20 Mar 2015, 13:50

Don't fake it in software job interviews

A friend of mine interviewed for his first development job today. He’s been taking some classes on the side for the past few months in the hopes of making a career change to working in software. When I found out he got an interview, I had some advice I wanted to give him, but I wasn’t sure if I should just keep my mouth shut. Everyone’s different, including people who interview software job candidates, and not all of them will necessarily agree with me. But I gave it to him anyway:

  1. If you don’t know the answer to a technical question (or maybe don’t even understand the question at all), don’t be afraid to ask for clarification. “Can you explain more what you mean by that” is better, in my opinion, than pretending to know what they mean.
  2. If, after clarification, you still don’t know the answer, simply say so (and make a note of the topic so you can look it up later).
  3. Finally, after having admitted you’re not familiar with what they’re asking, make an attempt to reason about the topic and perhaps make an educated guess.
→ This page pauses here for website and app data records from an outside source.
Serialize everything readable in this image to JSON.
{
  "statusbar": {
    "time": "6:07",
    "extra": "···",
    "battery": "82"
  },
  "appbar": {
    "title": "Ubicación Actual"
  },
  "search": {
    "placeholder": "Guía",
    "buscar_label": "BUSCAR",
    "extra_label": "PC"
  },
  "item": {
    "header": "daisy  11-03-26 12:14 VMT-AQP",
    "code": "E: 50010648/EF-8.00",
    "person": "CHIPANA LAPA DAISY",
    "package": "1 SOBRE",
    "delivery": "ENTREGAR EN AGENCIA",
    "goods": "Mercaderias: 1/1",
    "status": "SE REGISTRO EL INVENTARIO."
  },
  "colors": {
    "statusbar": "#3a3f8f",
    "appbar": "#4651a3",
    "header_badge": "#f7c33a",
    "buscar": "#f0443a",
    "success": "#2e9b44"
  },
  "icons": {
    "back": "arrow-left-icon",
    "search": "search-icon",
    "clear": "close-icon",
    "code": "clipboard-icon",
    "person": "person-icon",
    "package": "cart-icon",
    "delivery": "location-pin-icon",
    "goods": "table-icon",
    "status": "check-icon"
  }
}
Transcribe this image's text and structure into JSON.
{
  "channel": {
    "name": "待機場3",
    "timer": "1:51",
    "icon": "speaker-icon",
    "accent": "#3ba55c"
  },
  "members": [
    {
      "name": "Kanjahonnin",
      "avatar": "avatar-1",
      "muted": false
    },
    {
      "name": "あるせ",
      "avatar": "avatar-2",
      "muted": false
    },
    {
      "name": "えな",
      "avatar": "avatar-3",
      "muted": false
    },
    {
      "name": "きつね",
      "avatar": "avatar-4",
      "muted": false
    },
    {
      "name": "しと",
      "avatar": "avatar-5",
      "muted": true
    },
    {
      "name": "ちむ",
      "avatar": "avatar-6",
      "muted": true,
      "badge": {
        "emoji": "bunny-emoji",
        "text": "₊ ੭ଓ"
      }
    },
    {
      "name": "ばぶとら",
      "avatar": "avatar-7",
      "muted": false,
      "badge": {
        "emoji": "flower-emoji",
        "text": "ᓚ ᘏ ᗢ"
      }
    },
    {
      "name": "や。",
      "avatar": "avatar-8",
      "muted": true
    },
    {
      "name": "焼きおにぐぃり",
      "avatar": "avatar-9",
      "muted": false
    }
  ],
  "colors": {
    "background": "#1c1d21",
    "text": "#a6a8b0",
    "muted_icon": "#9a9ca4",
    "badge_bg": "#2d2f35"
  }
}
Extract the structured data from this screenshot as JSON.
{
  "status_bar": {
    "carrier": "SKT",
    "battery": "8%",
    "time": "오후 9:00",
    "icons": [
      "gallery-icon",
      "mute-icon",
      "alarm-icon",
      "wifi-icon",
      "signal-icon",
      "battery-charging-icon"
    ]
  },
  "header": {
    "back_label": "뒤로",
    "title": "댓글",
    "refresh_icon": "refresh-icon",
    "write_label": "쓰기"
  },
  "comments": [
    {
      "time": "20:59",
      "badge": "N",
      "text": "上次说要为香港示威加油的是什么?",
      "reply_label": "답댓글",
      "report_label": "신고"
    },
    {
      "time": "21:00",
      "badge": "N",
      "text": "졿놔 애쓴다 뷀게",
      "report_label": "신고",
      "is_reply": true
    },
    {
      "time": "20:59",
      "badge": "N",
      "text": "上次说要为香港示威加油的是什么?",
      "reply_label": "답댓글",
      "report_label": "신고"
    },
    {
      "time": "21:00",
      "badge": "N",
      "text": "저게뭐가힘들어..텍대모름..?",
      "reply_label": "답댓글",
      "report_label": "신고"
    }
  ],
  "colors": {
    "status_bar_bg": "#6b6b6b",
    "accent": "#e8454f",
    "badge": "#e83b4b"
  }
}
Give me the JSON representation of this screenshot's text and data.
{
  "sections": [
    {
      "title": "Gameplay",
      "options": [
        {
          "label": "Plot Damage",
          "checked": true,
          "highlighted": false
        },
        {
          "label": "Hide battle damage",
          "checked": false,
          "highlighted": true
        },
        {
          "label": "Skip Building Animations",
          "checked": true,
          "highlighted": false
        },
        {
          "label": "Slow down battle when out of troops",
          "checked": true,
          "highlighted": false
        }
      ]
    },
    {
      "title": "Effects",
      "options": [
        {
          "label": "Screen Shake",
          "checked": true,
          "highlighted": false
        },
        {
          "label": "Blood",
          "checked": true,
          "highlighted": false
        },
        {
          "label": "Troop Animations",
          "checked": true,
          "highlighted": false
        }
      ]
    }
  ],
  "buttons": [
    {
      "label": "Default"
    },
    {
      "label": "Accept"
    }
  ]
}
Nothing profound, I know, but I think it’s sound advice. Especially if you’re a junior developer, it’s unlikely that you’ll fool anyone by BS-ing. It won’t save face, it will only make your ignorance painfully obvious. However, a mere “I don’t know” without any follow up isn’t great, either, because the interviewer might be hoping to see you struggle a bit and observe your critical-thinking process. Personally, when I interview developers, I’m not a big fan of that; if I want to see how they think, I’ll let them know: “It’s fine if you don’t know the answer, but I’d like you to use what you do know to make an educated guess.” But not all interviewers agree with me, so that’s why I included number 3.

To be clear, it’s still important to project confidence in interviews. If the interviewer says, “We’re looking for someone who’ll be able to help maintain our build configurations,” and you don’t know what that means, don’t reply, “I don’t know how to do that.” You can probe a bit to find out what’s involved, and then you should express confidence that, given some time to get up to speed, you can contribute to the team in that way. The point of this post is to admit what you don’t know when asked to comment directly on unfamiliar things of a technical nature, not to advertise a lack of confidence.